In this issue of Then Dig we explore encounters with the past in the context of archaeological science. From the abstract expressionist appreciation of ceramic thin sections, to the treasure hunt for phytoliths under a microscope, to the severe precautionary costumes of the Clean Room, we investigate the aesthetic, the multisensorial, and the profound in archaeological science.
After a small hiatus, the blog/journal has been thriving. I’ll be posting the last submission associated with the Zeitgeist theme very soon, and there’s a great line-up that Dr. James Flexner has put together from a conference on Oceania that will also be going up shortly.
I’ve also very much enjoyed the Open Peer Review style. It is non-confrontational, productive, and synergetic. In the very small world of archaeological publishing, most of the authors cannot be anonymous anyway, and the cloak of reviewer anonymity invites a level of nastiness that is counterproductive. I’ve joined John Hawkes in signing all of my reviews anyway. I should probably send samples of my hair as well, so the authors can make a proper doll to stick with pins.
Anyway, consider submitting to the issue! It should be a good one.
Here’s to experimental publication types in archaeology!

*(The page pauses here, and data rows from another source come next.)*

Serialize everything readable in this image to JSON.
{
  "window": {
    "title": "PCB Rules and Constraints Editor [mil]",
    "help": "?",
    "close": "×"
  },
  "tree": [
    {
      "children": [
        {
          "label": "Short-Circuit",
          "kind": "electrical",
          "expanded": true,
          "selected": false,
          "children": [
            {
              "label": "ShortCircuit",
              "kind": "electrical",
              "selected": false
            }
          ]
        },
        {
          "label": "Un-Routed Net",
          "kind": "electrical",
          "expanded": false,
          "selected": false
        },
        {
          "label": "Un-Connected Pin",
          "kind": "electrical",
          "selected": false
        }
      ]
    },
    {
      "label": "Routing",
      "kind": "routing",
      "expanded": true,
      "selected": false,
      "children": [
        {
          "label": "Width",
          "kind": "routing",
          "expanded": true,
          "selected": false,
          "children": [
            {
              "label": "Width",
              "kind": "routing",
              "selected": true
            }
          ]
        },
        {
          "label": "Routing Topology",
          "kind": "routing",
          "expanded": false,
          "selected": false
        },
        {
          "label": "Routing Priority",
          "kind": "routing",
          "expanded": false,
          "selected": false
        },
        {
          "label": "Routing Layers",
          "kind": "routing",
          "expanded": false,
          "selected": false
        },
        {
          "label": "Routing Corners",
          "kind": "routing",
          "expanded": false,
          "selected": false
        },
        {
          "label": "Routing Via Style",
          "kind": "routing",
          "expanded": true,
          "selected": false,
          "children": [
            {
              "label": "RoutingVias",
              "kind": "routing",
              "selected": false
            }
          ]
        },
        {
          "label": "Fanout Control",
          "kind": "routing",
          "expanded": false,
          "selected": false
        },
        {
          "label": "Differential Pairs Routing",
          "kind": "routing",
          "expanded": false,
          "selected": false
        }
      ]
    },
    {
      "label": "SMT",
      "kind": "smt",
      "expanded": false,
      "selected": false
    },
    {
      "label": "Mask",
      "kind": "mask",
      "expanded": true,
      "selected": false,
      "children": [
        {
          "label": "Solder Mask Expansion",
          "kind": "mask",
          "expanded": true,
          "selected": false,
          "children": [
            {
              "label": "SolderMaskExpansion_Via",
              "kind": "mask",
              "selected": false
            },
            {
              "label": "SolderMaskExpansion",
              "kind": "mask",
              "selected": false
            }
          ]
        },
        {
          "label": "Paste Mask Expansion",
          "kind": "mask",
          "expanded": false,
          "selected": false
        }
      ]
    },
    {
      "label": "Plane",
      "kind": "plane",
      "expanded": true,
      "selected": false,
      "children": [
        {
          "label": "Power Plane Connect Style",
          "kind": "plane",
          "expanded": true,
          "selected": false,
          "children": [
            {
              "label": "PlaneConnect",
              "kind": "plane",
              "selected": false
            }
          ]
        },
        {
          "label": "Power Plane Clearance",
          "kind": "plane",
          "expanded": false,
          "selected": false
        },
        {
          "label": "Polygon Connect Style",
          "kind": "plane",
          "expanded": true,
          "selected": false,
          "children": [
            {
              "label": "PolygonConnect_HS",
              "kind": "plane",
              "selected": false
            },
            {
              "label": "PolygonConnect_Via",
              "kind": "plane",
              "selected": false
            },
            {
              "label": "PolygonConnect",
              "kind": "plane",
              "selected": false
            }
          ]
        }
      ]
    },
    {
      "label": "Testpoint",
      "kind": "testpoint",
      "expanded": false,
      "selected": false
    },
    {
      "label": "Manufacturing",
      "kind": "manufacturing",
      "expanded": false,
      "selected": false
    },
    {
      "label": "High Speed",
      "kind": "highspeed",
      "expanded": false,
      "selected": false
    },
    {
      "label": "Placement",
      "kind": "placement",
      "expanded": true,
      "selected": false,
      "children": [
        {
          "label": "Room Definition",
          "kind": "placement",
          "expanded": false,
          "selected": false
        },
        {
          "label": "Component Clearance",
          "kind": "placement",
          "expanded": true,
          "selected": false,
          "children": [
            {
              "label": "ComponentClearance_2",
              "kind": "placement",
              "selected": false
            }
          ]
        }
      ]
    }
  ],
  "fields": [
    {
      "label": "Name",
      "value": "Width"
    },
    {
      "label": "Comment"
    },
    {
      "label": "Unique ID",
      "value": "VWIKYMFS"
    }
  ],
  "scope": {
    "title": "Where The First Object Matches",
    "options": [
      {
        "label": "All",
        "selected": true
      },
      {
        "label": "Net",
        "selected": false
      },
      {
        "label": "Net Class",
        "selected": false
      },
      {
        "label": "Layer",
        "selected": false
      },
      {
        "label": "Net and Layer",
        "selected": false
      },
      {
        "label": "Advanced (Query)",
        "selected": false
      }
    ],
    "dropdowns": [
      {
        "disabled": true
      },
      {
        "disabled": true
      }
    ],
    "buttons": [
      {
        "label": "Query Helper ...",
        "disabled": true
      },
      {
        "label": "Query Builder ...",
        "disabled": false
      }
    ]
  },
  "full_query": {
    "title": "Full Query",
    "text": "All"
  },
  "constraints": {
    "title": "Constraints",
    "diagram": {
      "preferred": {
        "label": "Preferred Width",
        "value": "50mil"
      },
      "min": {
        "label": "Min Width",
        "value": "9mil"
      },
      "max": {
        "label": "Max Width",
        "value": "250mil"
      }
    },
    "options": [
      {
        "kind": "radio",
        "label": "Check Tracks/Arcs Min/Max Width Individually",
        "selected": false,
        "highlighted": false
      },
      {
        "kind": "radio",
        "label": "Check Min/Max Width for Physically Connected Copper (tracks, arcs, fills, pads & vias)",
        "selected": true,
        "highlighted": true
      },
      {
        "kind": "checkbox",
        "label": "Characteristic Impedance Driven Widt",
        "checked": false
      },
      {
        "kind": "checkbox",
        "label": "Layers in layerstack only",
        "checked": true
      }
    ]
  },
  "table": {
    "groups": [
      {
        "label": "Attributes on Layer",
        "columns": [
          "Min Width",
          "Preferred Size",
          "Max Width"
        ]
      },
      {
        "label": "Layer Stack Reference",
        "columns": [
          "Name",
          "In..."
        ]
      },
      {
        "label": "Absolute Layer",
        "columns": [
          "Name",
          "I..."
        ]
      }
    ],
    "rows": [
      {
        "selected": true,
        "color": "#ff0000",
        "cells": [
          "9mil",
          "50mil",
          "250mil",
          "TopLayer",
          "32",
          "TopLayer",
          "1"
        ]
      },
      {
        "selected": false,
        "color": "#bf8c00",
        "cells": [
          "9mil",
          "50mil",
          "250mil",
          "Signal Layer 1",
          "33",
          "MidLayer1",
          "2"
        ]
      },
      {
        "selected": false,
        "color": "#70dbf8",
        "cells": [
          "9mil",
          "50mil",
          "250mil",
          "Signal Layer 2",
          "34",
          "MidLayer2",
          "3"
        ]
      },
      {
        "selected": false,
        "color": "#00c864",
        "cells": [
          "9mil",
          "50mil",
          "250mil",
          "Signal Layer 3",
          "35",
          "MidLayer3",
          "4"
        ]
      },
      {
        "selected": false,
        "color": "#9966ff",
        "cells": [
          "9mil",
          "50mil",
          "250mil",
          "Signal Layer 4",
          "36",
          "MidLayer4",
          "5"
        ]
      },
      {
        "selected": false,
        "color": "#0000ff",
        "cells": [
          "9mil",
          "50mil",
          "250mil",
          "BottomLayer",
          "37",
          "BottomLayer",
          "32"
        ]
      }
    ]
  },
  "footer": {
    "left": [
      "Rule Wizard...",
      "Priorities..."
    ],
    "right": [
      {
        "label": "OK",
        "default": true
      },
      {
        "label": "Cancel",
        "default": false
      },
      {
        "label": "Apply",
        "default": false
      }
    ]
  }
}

During the Visualisation in Archaeology closing discussion session we collectively struggled with methods for evaluating visual works by archaeologists as a means of legitimizing the work as an intellectual product on the same level as a journal article or book. This is especially important for those of us who devote so much time to making videos and multimedia projects and do not get academically or professionally rewarded for this work.
The MLA has taken up a bit of this slack in publishing their wiki on the Evaluation of Digital Work, here:
This wiki is an ongoing project initiated by the MLA Committee on Information Technology (CIT) as a way for the academic community to develop, gather, and share materials about the evaluation of work in digital media for purposes of tenure and promotion. These materials were initially conceived, written, and hosted by Geoffrey Rockwell when he was a member of the CIT (2005-08). The wiki is now maintained as a collaborative project of the MLA and other interested parties, such as HASTAC (Humanities, Arts, Science and Technology Advanced Collaboratory).
It’s this kind of policy making that might bring a more thoughtful use of digital work in archaeology. As part of a now-defunct journal, Critical Archaeology, I was to have a regular review column that would address these kinds of problems. Internet Archaeology has a review section, so perhaps I should take my case there, but I would still like to have a specialized venue to develop these criteria. It is difficult finding archaeologists who are conversant enough in theory and practice (this especially!) in digital archaeology to be peer reviewers and there are so many projects out there that are using digital media in an uncritical, piecemeal fashion that it would be good to have to more generalizable standards.
Instead of a wiki, I’ve started a google wave to develop these standards. Full disclosure: I’m still trying to find some kind of use for google wave. Let me know if you’d like an invite.